4 Top Risks of Poor Dental Hygiene in Dogs

Did you know that dental disease in dogs increases the risk of heart, kidney, and liver disease?

When it comes to pet care, owners often overlook their teeth. Just like us humans, dogs need their dental health to be in an ultimate condition to avoid oral illnesses and other infections in their bodies. Besides, dental disease can cause tooth loss, leading to periodontal disease and heart, kidneys, and liver issues.

Periodontal disease is the presence of infection and inflammation of the tissues surrounding and supporting the teeth called periodontium because of plaque bacteria.

Possible Health Risks of a Dog’s Poor Oral Hygiene

1. Increases the Risk of Heart Disease

According to the World Small Animal Veterinary Association or WSAVA, evidence links periodontal disease with endocarditis. This is a heart valve infection wherein the heart’s inner lining is inflamed in response to an infection in a dog’s body. Experts also said that this condition is six times higher in dogs with moderate to severe (stage three)periodontal disease than those without it.

As it progresses, this can affect the functioning of a dog’s heart, leading to shortness of breath or difficulty of breathing.

2. Complicates Diabetes 

Diabetic dogs are most likely to have higher levels of periodontal disease. Though it’s often impossible to identify which came first, the infection and inflammation associated with periodontal disease can affect blood sugar metabolism. As a result, vets need to treat periodontal disease first to manage a dog’s diabetes better.

Otherwise, as their diabetes progresses, other health complications can arise, including cataracts that can lead to complete loss of vision. You may visit this page to learn more about animal opthalmology services.

3. Dog Pain

Dogs don’t usually show signs they’re in pain even if they’re behaving and eating normally. They can suffer from oral disease, so owners postpone taking them to a vet. While you can see some signs, such as drooling, swelling or bleeding, and lack of appetite, this is not always the case. 

By the time severe symptoms show, it might be too late to save their tooth. This can also mean that they have been quietly living in pain for some time. The saddest part is that you may need to bring them to an oral surgeon for pets because you didn’t act immediately.

4. Broken Jaw

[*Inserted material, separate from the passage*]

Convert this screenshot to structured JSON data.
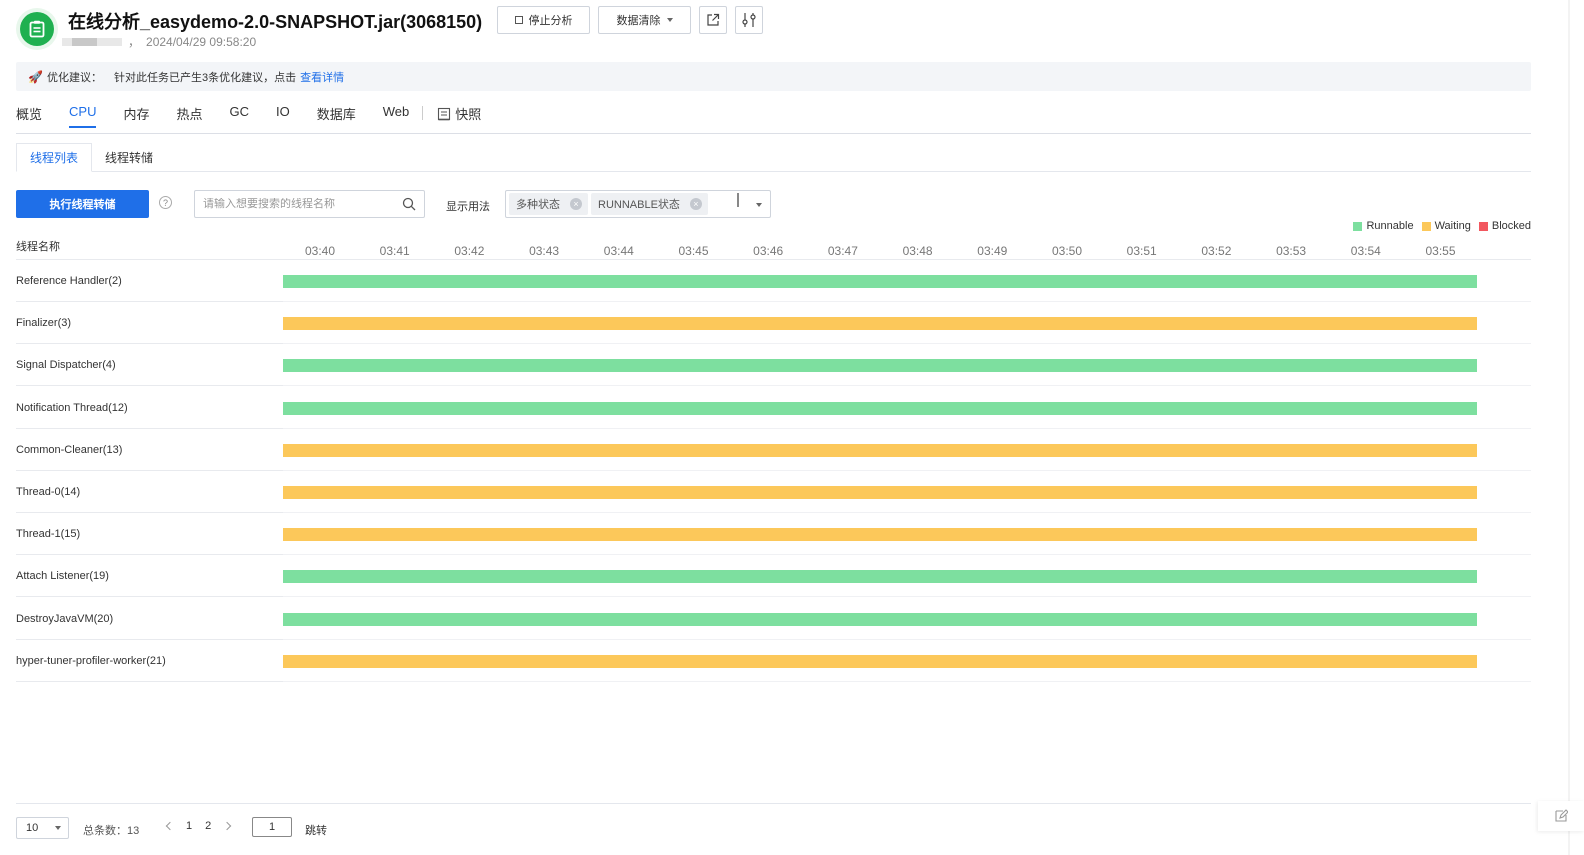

Poor oral hygiene can result in broken jaws, especially for smaller breeds with disproportionately huge teeth, like Maltese, Shih Tzu, and Chihuahua. Mouth infection to these types of dogs can weaken their tiny jaws. In most cases, a fractured jaw due to periodontal disease can become difficult because of the lack of teeth and good-quality bone in the area. 

Taking Care of Dog’s Teeth to Prevent Health Issues

The most effective and less expensive way to prevent dental disease is to maintain your dogs’ regular and consistent oral hygiene routine. You can do this at home by brushing their teeth daily to keep harmful bacteria from building up on their gums and teeth. Feeding them appropriately also helps, such as giving dry food instead of soft food. Crunchy food is better since they scrape away tartar as dogs eat.

Moreover, take your canine companions to the vet for annual oral exams. If they need it, consider an anesthetized oral exam with a complete tooth-by-tooth exam and dental x-rays. Remember, a dog’s oral hygiene is more than just cleaning their teeth and addressing bad breath.

On the other hand, ensure that you choose a vet clinic or hospital with 24/7 emergency care, such as this Cordova emergency pet hospital. Keep in mind that this is a crucial factor in saving your pet’s life.